▸ Problem statement:
The result should be every line of the listing that holds the word "title".
○ ○ ○
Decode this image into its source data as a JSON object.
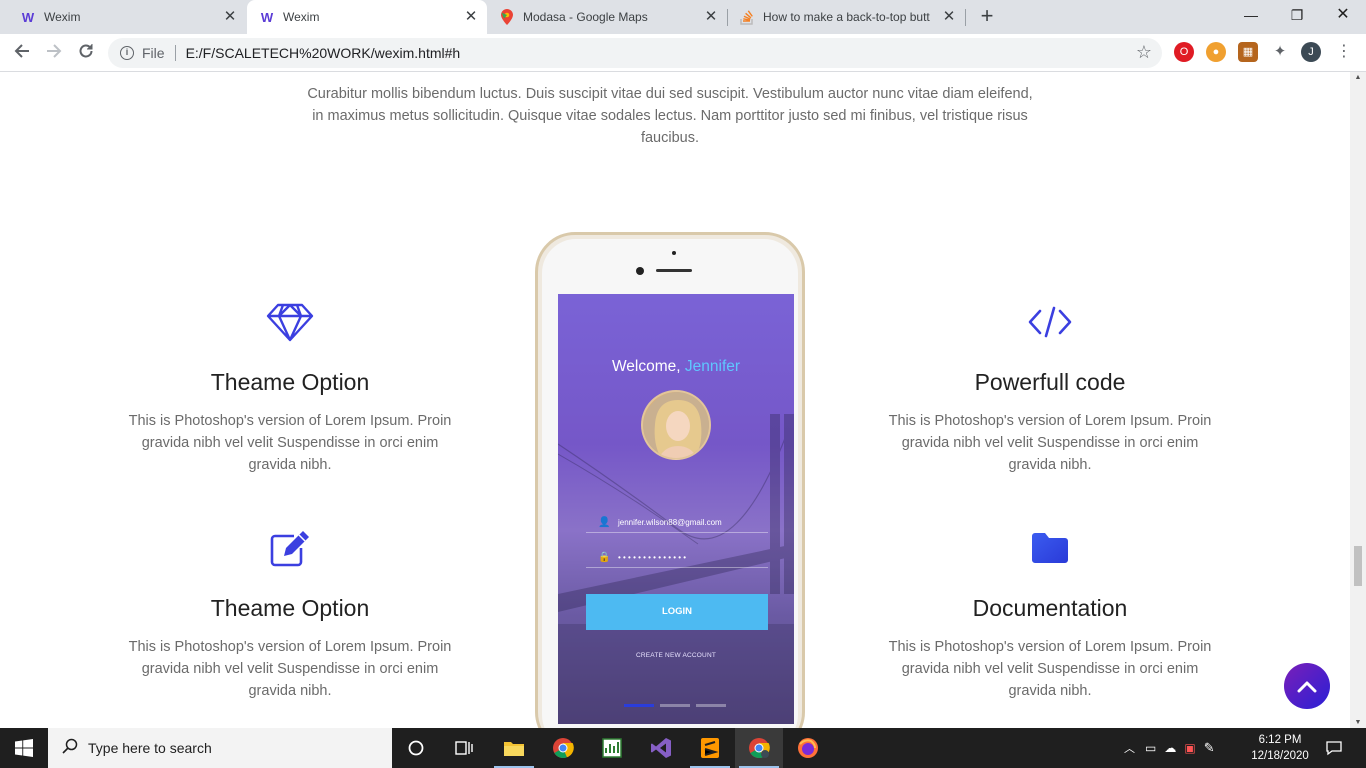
{
  "browser": {
    "tabs": [
      {
        "title": "Wexim",
        "favicon": "W"
      },
      {
        "title": "Wexim",
        "favicon": "W"
      },
      {
        "title": "Modasa - Google Maps",
        "favicon": "maps-pin"
      },
      {
        "title": "How to make a back-to-top butt",
        "favicon": "stackoverflow"
      }
    ],
    "new_tab_label": "+",
    "url_scheme": "File",
    "url": "E:/F/SCALETECH%20WORK/wexim.html#h",
    "profile_initial": "J"
  },
  "page": {
    "intro_text": "Curabitur mollis bibendum luctus. Duis suscipit vitae dui sed suscipit. Vestibulum auctor nunc vitae diam eleifend, in maximus metus sollicitudin. Quisque vitae sodales lectus. Nam porttitor justo sed mi finibus, vel tristique risus faucibus.",
    "features": [
      {
        "icon": "diamond-icon",
        "title": "Theame Option",
        "text": "This is Photoshop's version of Lorem Ipsum. Proin gravida nibh vel velit Suspendisse in orci enim gravida nibh."
      },
      {
        "icon": "code-icon",
        "title": "Powerfull code",
        "text": "This is Photoshop's version of Lorem Ipsum. Proin gravida nibh vel velit Suspendisse in orci enim gravida nibh."
      },
      {
        "icon": "edit-icon",
        "title": "Theame Option",
        "text": "This is Photoshop's version of Lorem Ipsum. Proin gravida nibh vel velit Suspendisse in orci enim gravida nibh."
      },
      {
        "icon": "folder-icon",
        "title": "Documentation",
        "text": "This is Photoshop's version of Lorem Ipsum. Proin gravida nibh vel velit Suspendisse in orci enim gravida nibh."
      }
    ],
    "phone": {
      "welcome": "Welcome,",
      "user_name": "Jennifer",
      "email": "jennifer.wilson88@gmail.com",
      "password_mask": "• • • • • • • • • • • • • •",
      "login_label": "LOGIN",
      "create_account_label": "CREATE NEW ACCOUNT"
    },
    "accent_color": "#3b3fe0"
  },
  "taskbar": {
    "search_placeholder": "Type here to search",
    "time": "6:12 PM",
    "date": "12/18/2020"
  }
}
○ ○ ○
▸ Output for this exercise:
        "title": "Wexim",
        "title": "Wexim",
        "title": "Modasa - Google Maps",
        "title": "How to make a back-to-top butt",
        "title": "Theame Option",
        "title": "Powerfull code",
        "title": "Theame Option",
        "title": "Documentation",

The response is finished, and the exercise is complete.